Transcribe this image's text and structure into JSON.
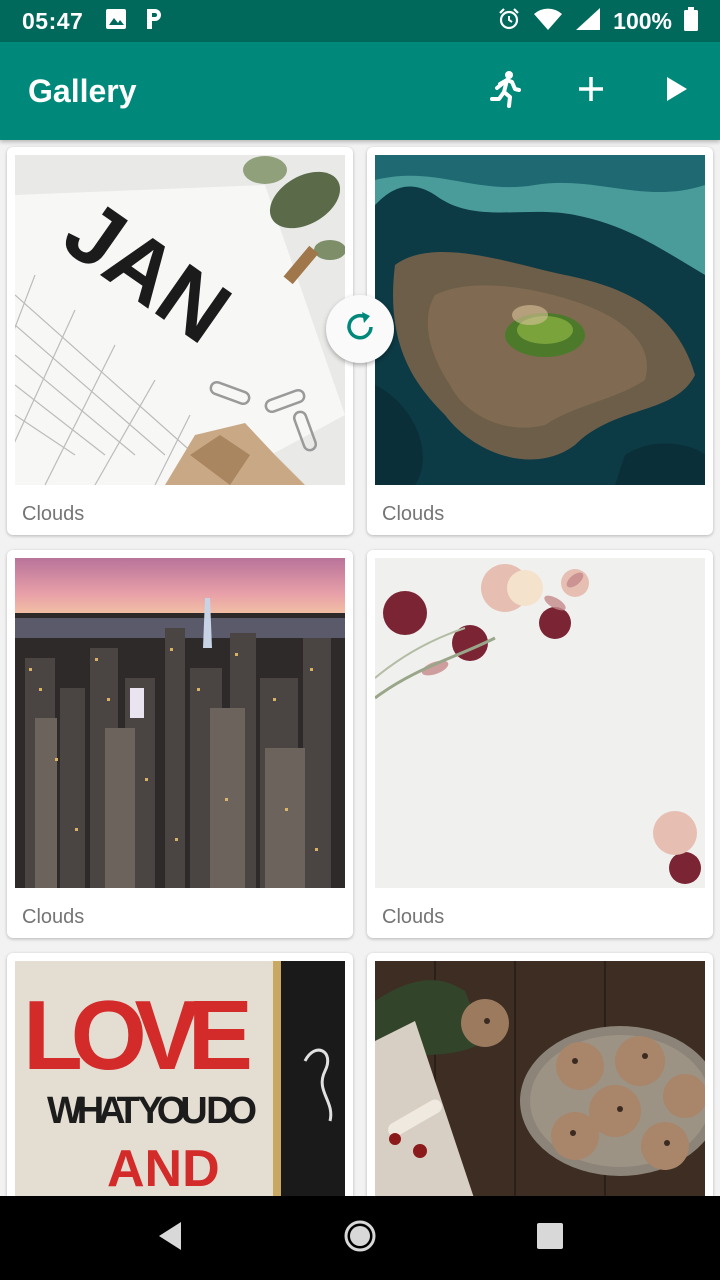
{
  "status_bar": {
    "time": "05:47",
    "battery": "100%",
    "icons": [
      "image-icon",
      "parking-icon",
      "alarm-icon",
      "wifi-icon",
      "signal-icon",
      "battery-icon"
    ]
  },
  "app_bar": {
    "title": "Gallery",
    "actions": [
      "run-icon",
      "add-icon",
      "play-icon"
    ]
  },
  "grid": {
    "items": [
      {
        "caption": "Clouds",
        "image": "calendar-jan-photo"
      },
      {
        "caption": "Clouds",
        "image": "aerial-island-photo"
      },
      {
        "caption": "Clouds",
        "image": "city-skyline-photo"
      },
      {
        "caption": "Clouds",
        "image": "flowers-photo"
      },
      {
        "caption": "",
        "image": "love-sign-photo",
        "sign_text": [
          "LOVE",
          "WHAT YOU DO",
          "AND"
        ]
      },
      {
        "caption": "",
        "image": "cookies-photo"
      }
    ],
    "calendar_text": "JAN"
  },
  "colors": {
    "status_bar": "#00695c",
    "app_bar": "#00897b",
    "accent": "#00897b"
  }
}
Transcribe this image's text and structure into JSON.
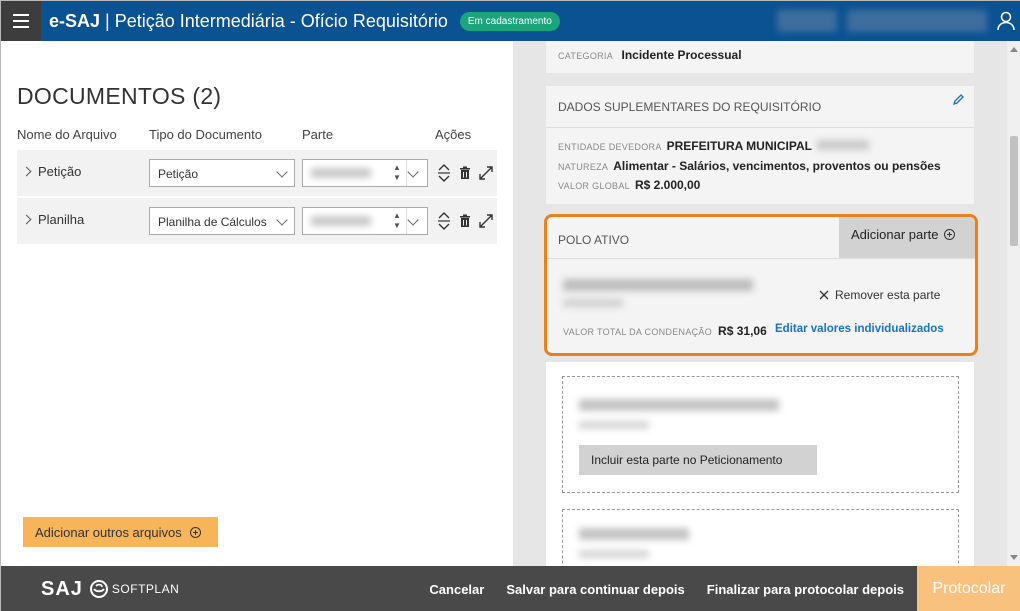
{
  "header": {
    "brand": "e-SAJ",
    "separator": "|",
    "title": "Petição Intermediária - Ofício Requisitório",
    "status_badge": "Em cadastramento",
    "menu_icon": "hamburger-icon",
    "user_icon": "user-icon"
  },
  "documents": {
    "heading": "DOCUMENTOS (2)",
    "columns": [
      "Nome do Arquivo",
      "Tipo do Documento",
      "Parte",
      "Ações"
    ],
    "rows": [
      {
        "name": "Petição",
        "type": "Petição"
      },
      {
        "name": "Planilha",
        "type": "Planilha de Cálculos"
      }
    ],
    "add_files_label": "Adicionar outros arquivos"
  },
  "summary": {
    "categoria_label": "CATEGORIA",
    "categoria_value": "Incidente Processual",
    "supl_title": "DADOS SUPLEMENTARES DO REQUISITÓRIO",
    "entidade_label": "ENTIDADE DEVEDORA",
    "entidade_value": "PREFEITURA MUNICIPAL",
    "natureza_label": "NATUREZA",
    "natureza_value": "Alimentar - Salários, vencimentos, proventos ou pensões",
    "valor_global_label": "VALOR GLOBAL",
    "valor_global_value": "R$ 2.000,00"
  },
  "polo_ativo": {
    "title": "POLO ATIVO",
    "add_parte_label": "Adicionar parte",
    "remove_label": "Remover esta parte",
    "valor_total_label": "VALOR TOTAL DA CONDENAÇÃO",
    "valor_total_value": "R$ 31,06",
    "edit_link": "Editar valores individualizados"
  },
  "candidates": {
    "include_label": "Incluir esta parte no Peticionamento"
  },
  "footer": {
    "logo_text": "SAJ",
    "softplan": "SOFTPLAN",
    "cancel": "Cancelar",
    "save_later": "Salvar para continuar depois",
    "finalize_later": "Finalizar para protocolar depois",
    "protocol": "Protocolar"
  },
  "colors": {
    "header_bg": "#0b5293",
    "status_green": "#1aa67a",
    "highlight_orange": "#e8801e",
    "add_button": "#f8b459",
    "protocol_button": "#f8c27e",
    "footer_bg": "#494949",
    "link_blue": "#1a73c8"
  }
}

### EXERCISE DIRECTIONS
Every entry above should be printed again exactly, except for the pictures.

### RESPONSE FOR THIS EXERCISE
Transcribe this image's text and structure into JSON.
{
  "status_bar": {
    "time": "05:47",
    "battery": "100%",
    "icons": [
      "image-icon",
      "parking-icon",
      "alarm-icon",
      "wifi-icon",
      "signal-icon",
      "battery-icon"
    ]
  },
  "app_bar": {
    "title": "Gallery",
    "actions": [
      "run-icon",
      "add-icon",
      "play-icon"
    ]
  },
  "grid": {
    "items": [
      {
        "caption": "Clouds",
        "image": "calendar-jan-photo"
      },
      {
        "caption": "Clouds",
        "image": "aerial-island-photo"
      },
      {
        "caption": "Clouds",
        "image": "city-skyline-photo"
      },
      {
        "caption": "Clouds",
        "image": "flowers-photo"
      },
      {
        "caption": "",
        "image": "love-sign-photo",
        "sign_text": [
          "LOVE",
          "WHAT YOU DO",
          "AND"
        ]
      },
      {
        "caption": "",
        "image": "cookies-photo"
      }
    ],
    "calendar_text": "JAN"
  },
  "colors": {
    "status_bar": "#00695c",
    "app_bar": "#00897b",
    "accent": "#00897b"
  }
}
Transcribe this image's text and structure into JSON.
{
  "header": {
    "brand": "e-SAJ",
    "separator": "|",
    "title": "Petição Intermediária - Ofício Requisitório",
    "status_badge": "Em cadastramento",
    "menu_icon": "hamburger-icon",
    "user_icon": "user-icon"
  },
  "documents": {
    "heading": "DOCUMENTOS (2)",
    "columns": [
      "Nome do Arquivo",
      "Tipo do Documento",
      "Parte",
      "Ações"
    ],
    "rows": [
      {
        "name": "Petição",
        "type": "Petição"
      },
      {
        "name": "Planilha",
        "type": "Planilha de Cálculos"
      }
    ],
    "add_files_label": "Adicionar outros arquivos"
  },
  "summary": {
    "categoria_label": "CATEGORIA",
    "categoria_value": "Incidente Processual",
    "supl_title": "DADOS SUPLEMENTARES DO REQUISITÓRIO",
    "entidade_label": "ENTIDADE DEVEDORA",
    "entidade_value": "PREFEITURA MUNICIPAL",
    "natureza_label": "NATUREZA",
    "natureza_value": "Alimentar - Salários, vencimentos, proventos ou pensões",
    "valor_global_label": "VALOR GLOBAL",
    "valor_global_value": "R$ 2.000,00"
  },
  "polo_ativo": {
    "title": "POLO ATIVO",
    "add_parte_label": "Adicionar parte",
    "remove_label": "Remover esta parte",
    "valor_total_label": "VALOR TOTAL DA CONDENAÇÃO",
    "valor_total_value": "R$ 31,06",
    "edit_link": "Editar valores individualizados"
  },
  "candidates": {
    "include_label": "Incluir esta parte no Peticionamento"
  },
  "footer": {
    "logo_text": "SAJ",
    "softplan": "SOFTPLAN",
    "cancel": "Cancelar",
    "save_later": "Salvar para continuar depois",
    "finalize_later": "Finalizar para protocolar depois",
    "protocol": "Protocolar"
  },
  "colors": {
    "header_bg": "#0b5293",
    "status_green": "#1aa67a",
    "highlight_orange": "#e8801e",
    "add_button": "#f8b459",
    "protocol_button": "#f8c27e",
    "footer_bg": "#494949",
    "link_blue": "#1a73c8"
  }
}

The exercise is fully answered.